Teaching Bar to round up and drive with his hind end has been the goal for a long time. He could probably have used a better rider to help him with this, but he got me, so we're experimenting. Racehorses really don't learn how to do that much. Whether they should or not is, of course, subject for much debate.

But I'm really only concerned about teaching Bar to use his body the best way possible. Changing the centuries-old racing industry might be a little beyond the scope of this blog.

Now, I could (and have) used mechanical aids--tie-downs, martingales, different bits, no bit, and of course see-sawing on his mouth. (Sorry, buddy.) It's not that those things didn't work. He would eventually give to pressure and put his body in the right place--albeit for moments at a time while his unskilled rider tried to catch up--but does that mean he got it? That he made the connection that having his body in this position made him more powerful? Or was he just trying to do what I wanted without me communicating clearly why it is important?

I don't think any of it really set off the light bulb for him, and watching him heal from his latest injury has cemented for me that he is very in tune with his body. Not necessarily how to use it perfectly all the time, but he is paying attention to it.

Karen's suggestion is to figure-eight two lengths of something (no special equipment required, always a bonus) around his neck and his hind end, crossing and tying behind the withers, then work him. When she showed me how to do this with two lead ropes, he tucked his hind quarters underneath himself in the cross-ties. Her experience has been that it makes the horse pay better attention to their body and its position. My experience with Bar and performance boots says it may work well with him. "Those are my feet! They're attached to me! Wow!"

And it gives us something new to play with on the ground while I continue my convalescence. The other thing about Bar is while he likes routine, he doesn't like to be bored, so games are good. Yeah, yeah. Just like his mom.

6 comments:

Buckskins Rule said...

I'm interested to hear how it works. Collection has always been a bit of a challenge to me.

What brings you and Steve to the wild and woolly North?

Jessica said...

Hi, BR!

We are headed up for a much-needed vacation, actually. Some camping and sightseeing up amongst the Cascades.

We did make sure to buy chains, though.. just in case!

Buckskins Rule said...

Our bad weather appears to have broke, so hopefully you won't need the chains. Better safe than sorry, however, considering the unpredictability of our recent weather.

Hope you and Steve have a good trip amongst our mountains.

Kathy Sierra said...

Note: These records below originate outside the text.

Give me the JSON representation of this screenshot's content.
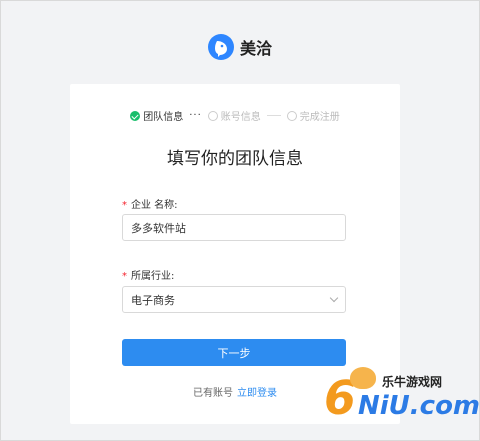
{
  "brand": {
    "name": "美洽",
    "icon": "bird-icon",
    "color": "#2e86ff"
  },
  "steps": [
    {
      "label": "团队信息",
      "state": "done"
    },
    {
      "label": "账号信息",
      "state": "pending"
    },
    {
      "label": "完成注册",
      "state": "pending"
    }
  ],
  "steps_separator": "···",
  "form": {
    "title": "填写你的团队信息",
    "company_label": "企业 名称:",
    "company_value": "多多软件站",
    "industry_label": "所属行业:",
    "industry_value": "电子商务",
    "required_mark": "*",
    "next_button": "下一步"
  },
  "footer": {
    "has_account": "已有账号",
    "login_link": "立即登录"
  },
  "watermark": {
    "number": "6",
    "top_text": "乐牛游戏网",
    "bottom_text": "NiU.com"
  },
  "colors": {
    "primary": "#2d8cf0",
    "success": "#19be6b",
    "required": "#f5222d"
  }
}
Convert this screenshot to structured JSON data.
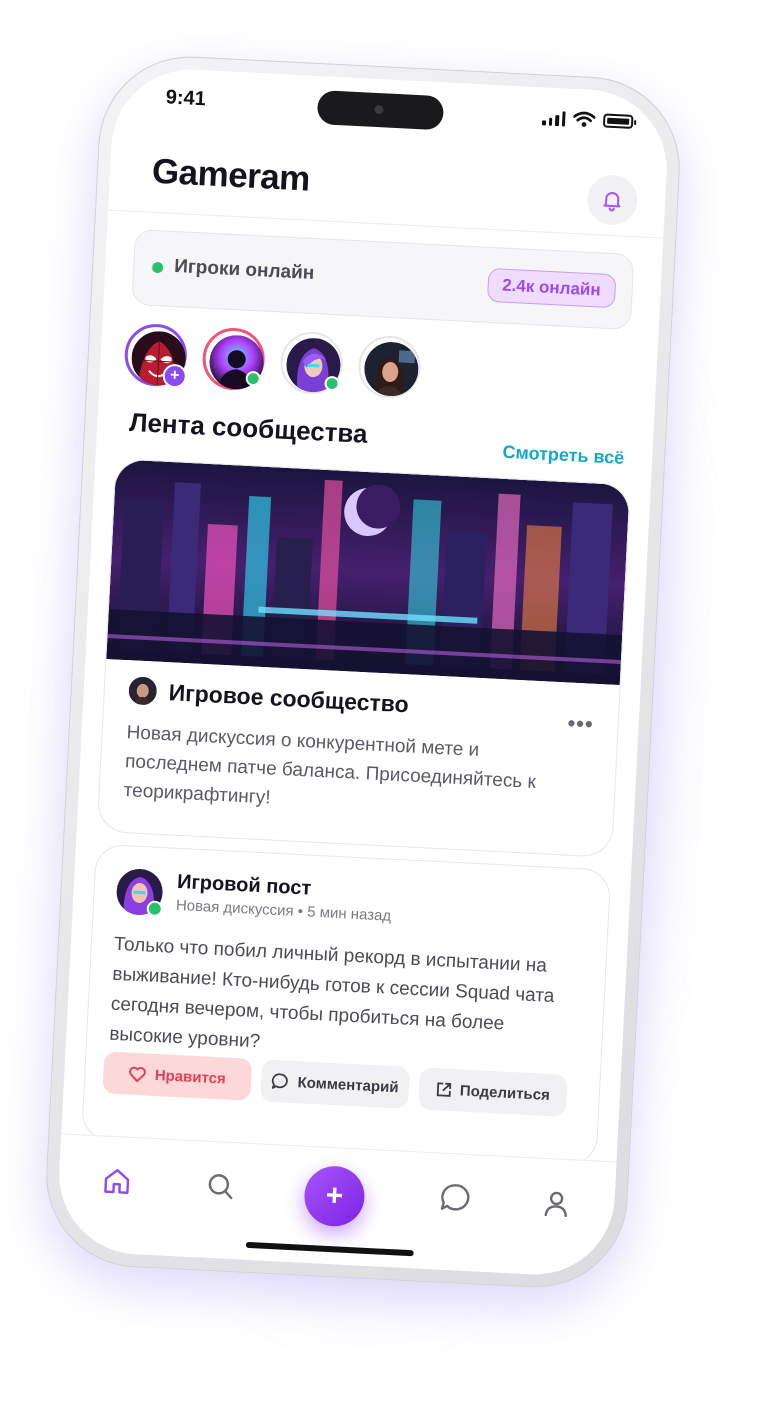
{
  "status_bar": {
    "time": "9:41"
  },
  "header": {
    "app_title": "Gameram"
  },
  "online": {
    "label": "Игроки онлайн",
    "badge": "2.4к онлайн"
  },
  "stories": [
    {
      "name": "my-story",
      "ring": "purple",
      "add": "+"
    },
    {
      "name": "story-2",
      "ring": "red",
      "online": true
    },
    {
      "name": "story-3",
      "ring": "plain",
      "online": true
    },
    {
      "name": "story-4",
      "ring": "plain",
      "online": false
    }
  ],
  "feed": {
    "section_title": "Лента сообщества",
    "see_all": "Смотреть всё",
    "featured_post": {
      "title": "Игровое сообщество",
      "more": "•••",
      "text": "Новая дискуссия о конкурентной мете и последнем патче баланса. Присоединяйтесь к теорикрафтингу!"
    },
    "post": {
      "author": "Игровой пост",
      "meta": "Новая дискуссия • 5 мин назад",
      "text": "Только что побил личный рекорд в испытании на выживание! Кто-нибудь готов к сессии Squad чата сегодня вечером, чтобы пробиться на более высокие уровни?",
      "actions": {
        "like": "Нравится",
        "comment": "Комментарий",
        "share": "Поделиться"
      }
    }
  },
  "fab_label": "+",
  "tabbar": [
    "home-icon",
    "search-icon",
    "add-button",
    "chat-icon",
    "profile-icon"
  ],
  "colors": {
    "accent": "#8a4cf0",
    "online_green": "#2bc06b",
    "link": "#14a9c9",
    "like_bg": "#fcd8d8",
    "like_text": "#e0405a"
  }
}
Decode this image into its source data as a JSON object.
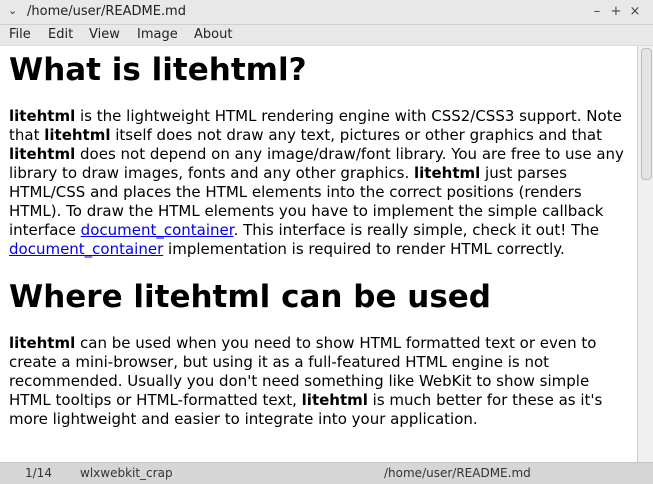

Hey Jessica!
I just started working with something kind of similar on Vafi, only I've tried different things and my favorite is ace bandage (or even the non-adhesive vet wrap). Instead of the figure 8, though, we're tying it to a surcingle so that it's the hind-end *only*.

And wow does it ever get him to trot under himself... the other things we've been doing to improve the round/hind-end engaged thing is to greatly improve the quality of his leg-yielding, as well as a wide range of other circle + more lateral with inside-hind movements. Plus, hills.

One of our four has figured out that this is a MUCH better way to move and suddenly made leaps forward in his shape and movement, but it wasn't anything different I did other than to notice it and reward him big time when he started carrying himself to show off. The lightbulb switched on for him and now it's all he wants to do is prance around like a Grand Prix horse, even just in the paddock. I'm trying to figure out how to make that happen for the other three ;)

Glad to see you're healing!
- Kathy

Jessica said...

Kathy!!

I have been wondering about you!

Yeah, I like the ace bandage or polo wrap idea better than lead ropes, but I was using what I had on hand to start with and gauge the crazy TB reaction. I was sadly disappointed when there was no fireworks! Ha!

smazourek said...

That sounds a lot like a Linda Tellington-Jones TTOUCH exercise. Are you familiar with her?